Consider utilizing a short survey to find out what your employees are looking for in regards to increased flexibility.

  • Do they want the ability to work remotely?
  • A shortened workweek?
  • Unlimited PTO?

Those are important things to know before figuring out how you can use flexibility to truly boost happiness in the office.

3. Encourage breaks.

Occasional breaks are another key component of adaptability and flexibility in the workplace. They give your employees a chance to rest, recharge, and connect with their colleagues.

Yet, one study states that only 33% of employees actually take breaks during the workday.

If you’re curious about how to raise morale in the workplace, actually encouraging your staff to step away from their desks every once in awhile can be a big help.

One idea to encourage breaks is to have a break room or to force employees to leave their desk during lunch by providing free food or incentives,

-explains Dan Schawbel in an article for Forbes.

If you have the option, you could even lengthen your standard lunch break so that team members could run errands or take care of personal needs in the middle of the day—adding to their sense of work flexibility.

Give your employees the encouragement and opportunity they need to actually leave their work for even a quick five-minute break, and they’re bound to feel less frazzled and far more balanced.

4. Limit your meetings.

One of the biggest concerns when it comes to increasing workplace flexibility is that it limits work time. But, rest assured, that doesn’t have to be the case.
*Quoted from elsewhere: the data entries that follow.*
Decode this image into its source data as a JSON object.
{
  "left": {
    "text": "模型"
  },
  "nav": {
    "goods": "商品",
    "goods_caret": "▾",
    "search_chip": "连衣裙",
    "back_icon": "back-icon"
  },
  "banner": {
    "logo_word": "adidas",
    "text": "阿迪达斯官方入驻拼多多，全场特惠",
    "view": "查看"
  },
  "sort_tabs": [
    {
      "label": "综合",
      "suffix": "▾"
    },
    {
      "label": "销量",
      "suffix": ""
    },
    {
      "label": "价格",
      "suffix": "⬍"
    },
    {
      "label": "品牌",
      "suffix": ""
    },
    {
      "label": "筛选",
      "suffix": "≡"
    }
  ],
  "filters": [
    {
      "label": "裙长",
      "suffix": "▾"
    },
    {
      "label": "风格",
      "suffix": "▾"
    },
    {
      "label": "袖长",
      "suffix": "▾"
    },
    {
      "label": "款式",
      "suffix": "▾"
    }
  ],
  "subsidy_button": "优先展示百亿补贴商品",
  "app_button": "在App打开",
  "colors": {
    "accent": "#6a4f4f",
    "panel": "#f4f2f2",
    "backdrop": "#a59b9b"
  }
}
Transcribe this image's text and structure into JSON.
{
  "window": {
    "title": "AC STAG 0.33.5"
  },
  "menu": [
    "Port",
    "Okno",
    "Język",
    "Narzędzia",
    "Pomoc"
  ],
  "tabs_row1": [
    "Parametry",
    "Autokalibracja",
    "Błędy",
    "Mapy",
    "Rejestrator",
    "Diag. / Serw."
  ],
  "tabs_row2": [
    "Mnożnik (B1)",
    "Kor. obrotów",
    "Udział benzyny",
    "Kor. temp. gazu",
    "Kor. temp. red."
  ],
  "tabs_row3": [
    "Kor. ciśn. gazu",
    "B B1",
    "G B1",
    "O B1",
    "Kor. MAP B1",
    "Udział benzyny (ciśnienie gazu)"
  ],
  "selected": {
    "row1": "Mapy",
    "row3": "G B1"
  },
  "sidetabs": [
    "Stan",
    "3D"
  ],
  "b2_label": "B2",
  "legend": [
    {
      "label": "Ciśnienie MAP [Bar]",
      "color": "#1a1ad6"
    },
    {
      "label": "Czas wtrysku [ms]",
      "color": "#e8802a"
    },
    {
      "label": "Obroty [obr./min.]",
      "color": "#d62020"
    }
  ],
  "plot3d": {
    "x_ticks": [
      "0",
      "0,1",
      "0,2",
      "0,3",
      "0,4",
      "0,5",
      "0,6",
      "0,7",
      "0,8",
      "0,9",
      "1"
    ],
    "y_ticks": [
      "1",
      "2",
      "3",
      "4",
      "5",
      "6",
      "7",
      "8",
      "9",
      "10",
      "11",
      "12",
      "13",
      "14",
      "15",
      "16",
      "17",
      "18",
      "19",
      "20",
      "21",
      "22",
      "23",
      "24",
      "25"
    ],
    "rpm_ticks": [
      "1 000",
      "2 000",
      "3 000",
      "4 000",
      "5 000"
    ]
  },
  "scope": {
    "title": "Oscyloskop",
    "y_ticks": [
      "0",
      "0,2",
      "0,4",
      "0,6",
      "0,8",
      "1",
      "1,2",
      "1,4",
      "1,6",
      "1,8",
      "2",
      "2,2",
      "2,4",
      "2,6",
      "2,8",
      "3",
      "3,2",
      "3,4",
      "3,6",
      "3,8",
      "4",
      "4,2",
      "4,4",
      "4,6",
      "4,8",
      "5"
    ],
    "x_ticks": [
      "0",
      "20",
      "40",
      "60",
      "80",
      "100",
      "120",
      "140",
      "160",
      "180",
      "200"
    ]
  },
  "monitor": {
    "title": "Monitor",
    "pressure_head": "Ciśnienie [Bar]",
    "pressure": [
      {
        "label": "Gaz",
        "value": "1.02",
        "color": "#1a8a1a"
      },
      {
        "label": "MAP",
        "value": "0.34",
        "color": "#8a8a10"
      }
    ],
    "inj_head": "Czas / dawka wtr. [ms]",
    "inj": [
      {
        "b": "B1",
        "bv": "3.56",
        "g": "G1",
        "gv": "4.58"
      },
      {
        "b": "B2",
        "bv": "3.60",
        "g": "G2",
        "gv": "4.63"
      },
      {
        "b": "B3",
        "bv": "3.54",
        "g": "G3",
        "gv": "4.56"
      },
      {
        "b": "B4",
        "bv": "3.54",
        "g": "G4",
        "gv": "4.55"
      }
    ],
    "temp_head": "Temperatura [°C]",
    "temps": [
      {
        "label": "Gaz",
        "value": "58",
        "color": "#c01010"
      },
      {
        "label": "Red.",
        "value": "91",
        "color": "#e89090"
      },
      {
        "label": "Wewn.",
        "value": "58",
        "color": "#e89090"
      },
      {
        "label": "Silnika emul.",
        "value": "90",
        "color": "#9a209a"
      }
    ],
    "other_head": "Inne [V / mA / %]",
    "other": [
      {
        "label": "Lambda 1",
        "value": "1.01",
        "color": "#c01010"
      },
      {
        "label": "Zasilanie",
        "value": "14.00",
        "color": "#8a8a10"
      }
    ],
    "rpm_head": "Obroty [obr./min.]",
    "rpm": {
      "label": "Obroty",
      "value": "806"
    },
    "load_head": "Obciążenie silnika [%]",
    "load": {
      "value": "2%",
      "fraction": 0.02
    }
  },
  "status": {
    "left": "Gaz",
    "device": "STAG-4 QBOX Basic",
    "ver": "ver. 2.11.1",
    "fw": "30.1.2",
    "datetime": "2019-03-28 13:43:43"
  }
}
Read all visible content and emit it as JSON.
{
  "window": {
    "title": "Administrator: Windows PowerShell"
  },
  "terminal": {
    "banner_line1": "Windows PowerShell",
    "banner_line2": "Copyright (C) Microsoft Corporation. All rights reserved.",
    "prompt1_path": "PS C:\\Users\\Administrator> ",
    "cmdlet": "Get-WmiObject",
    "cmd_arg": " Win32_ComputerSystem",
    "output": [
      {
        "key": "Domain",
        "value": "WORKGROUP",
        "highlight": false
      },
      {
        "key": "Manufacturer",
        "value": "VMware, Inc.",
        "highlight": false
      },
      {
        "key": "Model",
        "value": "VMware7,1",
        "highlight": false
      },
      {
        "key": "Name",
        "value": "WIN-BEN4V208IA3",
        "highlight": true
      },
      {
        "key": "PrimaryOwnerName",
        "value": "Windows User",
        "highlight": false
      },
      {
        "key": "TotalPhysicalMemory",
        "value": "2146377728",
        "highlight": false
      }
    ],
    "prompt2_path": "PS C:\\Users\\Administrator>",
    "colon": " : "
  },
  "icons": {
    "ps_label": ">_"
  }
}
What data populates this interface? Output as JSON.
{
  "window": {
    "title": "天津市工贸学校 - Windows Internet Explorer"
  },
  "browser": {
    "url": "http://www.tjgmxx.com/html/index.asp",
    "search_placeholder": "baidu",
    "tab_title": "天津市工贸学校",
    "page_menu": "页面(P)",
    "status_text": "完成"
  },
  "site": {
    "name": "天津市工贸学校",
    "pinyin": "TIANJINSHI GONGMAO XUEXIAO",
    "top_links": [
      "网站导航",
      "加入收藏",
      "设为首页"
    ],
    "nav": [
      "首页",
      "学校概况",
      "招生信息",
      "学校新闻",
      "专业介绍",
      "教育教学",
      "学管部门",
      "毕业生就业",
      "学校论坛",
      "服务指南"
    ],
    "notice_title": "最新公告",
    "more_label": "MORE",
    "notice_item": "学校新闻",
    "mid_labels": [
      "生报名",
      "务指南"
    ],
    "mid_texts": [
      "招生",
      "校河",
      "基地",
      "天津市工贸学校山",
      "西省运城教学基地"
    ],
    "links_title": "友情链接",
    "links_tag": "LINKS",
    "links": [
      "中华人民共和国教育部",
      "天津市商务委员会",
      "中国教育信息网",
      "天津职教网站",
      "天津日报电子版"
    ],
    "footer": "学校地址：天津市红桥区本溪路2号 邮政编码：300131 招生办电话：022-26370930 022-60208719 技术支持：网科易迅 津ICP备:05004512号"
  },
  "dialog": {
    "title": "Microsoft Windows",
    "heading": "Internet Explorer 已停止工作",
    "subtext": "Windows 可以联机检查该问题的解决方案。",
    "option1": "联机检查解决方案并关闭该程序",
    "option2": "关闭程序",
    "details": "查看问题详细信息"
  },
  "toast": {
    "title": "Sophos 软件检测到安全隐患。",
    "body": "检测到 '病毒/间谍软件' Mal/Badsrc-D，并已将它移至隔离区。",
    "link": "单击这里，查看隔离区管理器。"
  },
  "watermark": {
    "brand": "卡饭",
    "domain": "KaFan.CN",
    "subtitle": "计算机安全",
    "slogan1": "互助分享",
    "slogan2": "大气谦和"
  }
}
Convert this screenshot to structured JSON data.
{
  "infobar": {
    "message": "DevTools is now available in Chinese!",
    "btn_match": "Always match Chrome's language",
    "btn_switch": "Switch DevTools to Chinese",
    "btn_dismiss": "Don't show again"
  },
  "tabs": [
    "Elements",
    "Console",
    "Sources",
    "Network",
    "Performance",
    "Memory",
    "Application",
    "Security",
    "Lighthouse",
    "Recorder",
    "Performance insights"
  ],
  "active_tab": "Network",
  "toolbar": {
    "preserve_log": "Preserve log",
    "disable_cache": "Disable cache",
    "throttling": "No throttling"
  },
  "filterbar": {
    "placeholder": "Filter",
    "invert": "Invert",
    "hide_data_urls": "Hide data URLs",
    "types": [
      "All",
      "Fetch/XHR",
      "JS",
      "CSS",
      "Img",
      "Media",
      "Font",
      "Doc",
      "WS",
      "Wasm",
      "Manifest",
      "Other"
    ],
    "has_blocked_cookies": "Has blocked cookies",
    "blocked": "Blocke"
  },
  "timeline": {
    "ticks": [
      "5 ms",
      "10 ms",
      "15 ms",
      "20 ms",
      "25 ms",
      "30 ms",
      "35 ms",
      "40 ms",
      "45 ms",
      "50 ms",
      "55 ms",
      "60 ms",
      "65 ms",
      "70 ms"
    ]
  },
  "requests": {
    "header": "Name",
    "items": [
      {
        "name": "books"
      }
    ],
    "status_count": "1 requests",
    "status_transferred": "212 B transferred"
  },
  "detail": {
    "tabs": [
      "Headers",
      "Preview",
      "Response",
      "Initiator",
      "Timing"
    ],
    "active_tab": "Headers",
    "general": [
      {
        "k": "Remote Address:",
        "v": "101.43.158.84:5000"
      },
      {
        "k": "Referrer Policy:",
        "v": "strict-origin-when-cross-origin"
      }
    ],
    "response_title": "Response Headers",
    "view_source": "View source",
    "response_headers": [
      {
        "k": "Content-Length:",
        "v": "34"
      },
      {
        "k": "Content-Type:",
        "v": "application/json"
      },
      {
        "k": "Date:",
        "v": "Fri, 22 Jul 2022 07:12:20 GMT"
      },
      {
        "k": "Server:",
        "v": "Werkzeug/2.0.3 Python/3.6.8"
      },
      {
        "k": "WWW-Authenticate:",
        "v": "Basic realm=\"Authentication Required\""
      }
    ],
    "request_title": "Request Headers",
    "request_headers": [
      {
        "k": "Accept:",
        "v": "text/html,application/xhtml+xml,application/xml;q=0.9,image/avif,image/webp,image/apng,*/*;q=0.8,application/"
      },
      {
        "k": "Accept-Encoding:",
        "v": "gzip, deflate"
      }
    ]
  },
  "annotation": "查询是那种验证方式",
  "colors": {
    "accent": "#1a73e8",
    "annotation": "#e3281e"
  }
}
Limiting the amount of meetings your employees have to attend is an effective way to give them more flexibility (they won’t have as many scheduled commitments!), while also increasing the amount of time they can actually be heads-down in their own work.

Middle managers spend about 35% of their working time in meetings.

Even worse? Executives consider 67% of meetings to be failures—meaning they’re totally unproductive.

By doing away with all of those unnecessary sit-downs that are only wasting time anyway, your employees will instantly feel like they have more control over their own work schedules.

5. Encourage personal interests.

As mentioned previously, workplace flexibility all ties back to a greater desire for balance. Employees don’t want to feel as if their careers make up the majority of their lives. They’re desperate to even the scales a little bit.

This tactic has almost nothing to do with schedules, but can make a huge difference in recognizing the fact that your team members have lives outside of the four walls of your office building.

Encourage them to pursue their hobbies and passions, and even bring those into the office.

Perhaps you’ll institute regular lunch-and-learn sessions where employees can teach their colleagues about something they’re interested in. Or, maybe you want to start an office-wide kickball league.

These are all things that show your staff that you care about them as people—and not just as employees.

So, brainstorm some ways that you can incorporate some more life, passion, and enthusiasm at work. Your employees will be much better off for it.

Over to You

From improved retention and increased engagement to raising morale in the workplace, there are plenty of reasons that you’d want to incorporate more workplace flexibility into your company culture.

Fortunately, it’s easier than you might anticipate—particularly if you’re willing to think outside the box a little bit.

Put these five tips to work, and you’ll not only notice an increase in workplace flexibility, but in your employee happiness as well.  

November 30, 2017